There’s been a garden revolution over the past few years. It’s nothing to do with
plants, or garden celebrities like Monty Don. And we’re not talking about garden layout or the use of ‘new’ garden materials
such as polished concrete and stainless steel.
Far from it, in fact, because we’re talking about good old-fashioned wood.
The garden revolution in question is garden buildings. A few years back, if you’d
mentioned garden log cabins, a fairly narrow range of buildings would have sprung
to mind. The classic English Edwardian summer house, perhaps. A US backwoods-
style cabin, with rustic, unfinished timber. Or a simple garden storage shed with
apex roof and one small side window.
All of these styles are attractive, flexible, robust, and have stood the test of time in
terms of popularity. But the narrow range of styles available did limit people’s
options in terms of garden design – it’s hard to achieve style synergy between an
Edwardian pavilion and a contemporary home and garden design.
But trends like shedworking, garden offices, garden living, and amazing new garden
designs at the likes of the Chelsea Flower Show have changed all
that.
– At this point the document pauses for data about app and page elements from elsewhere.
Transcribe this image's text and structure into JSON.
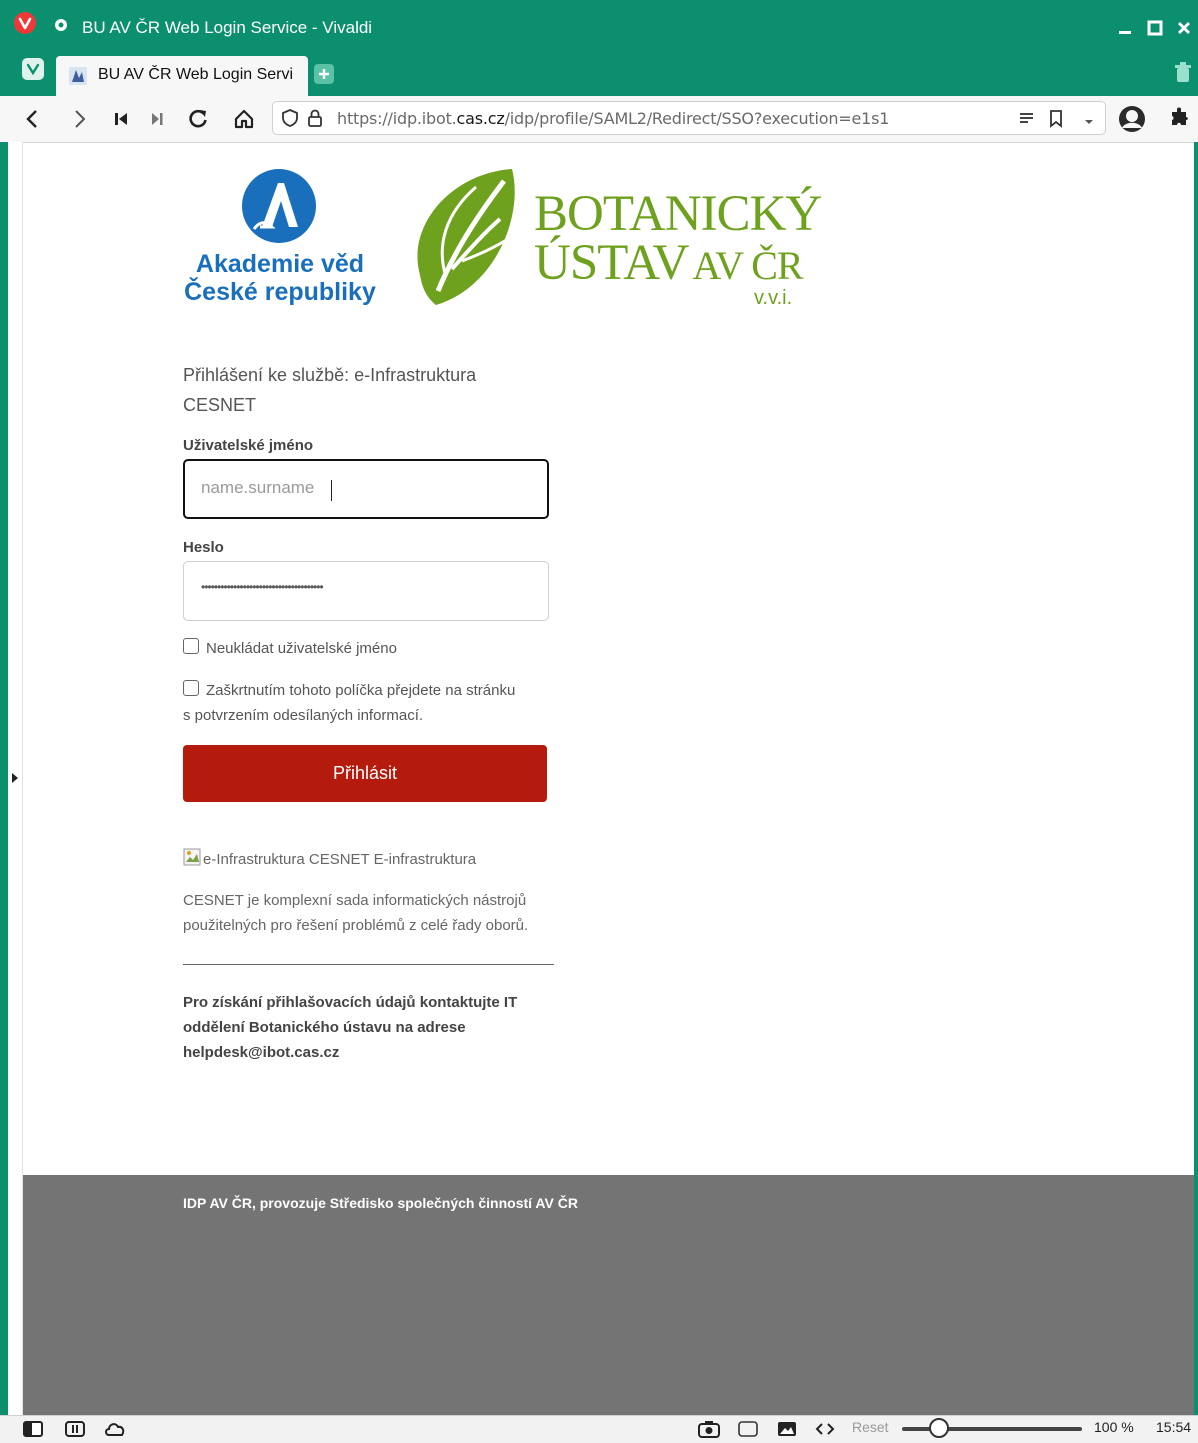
{
  "window": {
    "title": "BU AV ČR Web Login Service - Vivaldi"
  },
  "tab": {
    "title": "BU AV ČR Web Login Servi"
  },
  "address": {
    "prefix": "https://idp.ibot.",
    "domain": "cas.cz",
    "path": "/idp/profile/SAML2/Redirect/SSO?execution=e1s1"
  },
  "logos": {
    "academy_line1": "Akademie věd",
    "academy_line2": "České republiky",
    "botanic_line1": "BOTANICKÝ",
    "botanic_line2": "ÚSTAV",
    "botanic_av": "AV ČR",
    "botanic_vvi": "v.v.i."
  },
  "form": {
    "service_prompt": "Přihlášení ke službě: e-Infrastruktura CESNET",
    "username_label": "Uživatelské jméno",
    "username_value": "name.surname",
    "password_label": "Heslo",
    "password_value": "••••••••••••••••••••••••••••••••••••••",
    "remember_label": "Neukládat uživatelské jméno",
    "consent_label": "Zaškrtnutím tohoto políčka přejdete na stránku s potvrzením odesílaných informací.",
    "login_button": "Přihlásit"
  },
  "info": {
    "broken_image_alt": "e-Infrastruktura CESNET E-infrastruktura",
    "description": "CESNET je komplexní sada informatických nástrojů použitelných pro řešení problémů z celé řady oborů.",
    "contact": "Pro získání přihlašovacích údajů kontaktujte IT oddělení Botanického ústavu na adrese helpdesk@ibot.cas.cz"
  },
  "footer": {
    "text": "IDP AV ČR, provozuje Středisko společných činností AV ČR"
  },
  "statusbar": {
    "reset_label": "Reset",
    "zoom": "100 %",
    "clock": "15:54"
  },
  "colors": {
    "chrome": "#0b8f6e",
    "login_button": "#b51b0c",
    "academy_blue": "#1a6fbd",
    "botanic_green": "#6ea11e",
    "footer": "#747474"
  }
}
A browse through garden log cabin websites quickly shows that the British back
garden is now home to a vast range of cabin styles – from modern, modular timber
offices to Scandinavian barbecue houses.
And because of this garden revolution, you no longer have to be a DIY genius or
creative dreamer to have a Nordic forest hut or minimalist Japanese meditation
room on your own patch. You can buy them online, ready to erect yourself.
Garden working has stimulated the fashion for contemporary garden log cabins –
with flat or pent roofs, sparse decoration, and sleek, geometric lines. They come in
all sizes – from large multi-room offices, to a small two-person sanctuary or yoga
studio that would work well in an urban garden.
Oriental garden design
Modern modular log cabins can also complement an oriental-style garden. The
rectangular shape, the grayed out privacy-glass windows, and the clean uncluttered
lines are reminiscent of shoji – the Japanese doors, windows or room dividers made
from translucent paper stretched over a wooden frame. Using Japanese styling
details inside a modern log cabin, such as tatami (traditional mats), low furniture,
ceramics, and bamboo or natural wood would consolidate the effect.
Nordic nights and Scandi suppers
Barbecue huts (or grillikota) are nothing new in northern Europe, but they’re
growing in popularity further south. Common features include octagonal or
hexagonal walls; shingled pavilion roof; and the option of an indoor grill and smoke
extraction hood for indoor barbecuing. Some huts also have bench-style seating
around the edge, which can double up as ‘beds’ for summer and winter sleepovers.
Style-wise, a barbecue hut goes with all types of gardens. In the Nordic countries,
you might expect to find them amidst trees, and they do have something of the
enchanted forest feel about them.
But we’ve also seen them looking great in suburban and urban gardens, especially if
you go for simpler designs with straight walls and not too many cute fairytale design
features. Inside, you can go for the full Nordic ambience with accessories like
reindeer skins. If you want to use a barbecue hut all year round, look for 44mm
timber walls and double glazing.
Get out the geometry set
If you’re worried that your garden design has too many 90-degree angles, there’s a
growing choice of garden log cabins that are neither square nor rectangular.
Go back to the drawing board (or the CAD package) and play around with new
shapes. There are now plenty of pentagonal, hexagonal and octagonal timber cabins
on the market. They make more interesting focal points in a garden design than
four-sided models – and these highly appealing summer houses can be positioned
These shapes can work equally well with contemporary or traditional designs.
Unless you have a strong visual imagination, it can be hard to picture the unpainted,
unfurnished garden log cabins on websites as part of a bold garden design. So, let
social media help you – there are some wonderful garden building and garden
design boards on Pinterest that will give you ideas for cabins like those above.
Some garden cabin companies will also show you examples of how other customers
have incorporated unusual, contemporary or traditional cabin designs into a wow
factor garden. It’s time to get creative.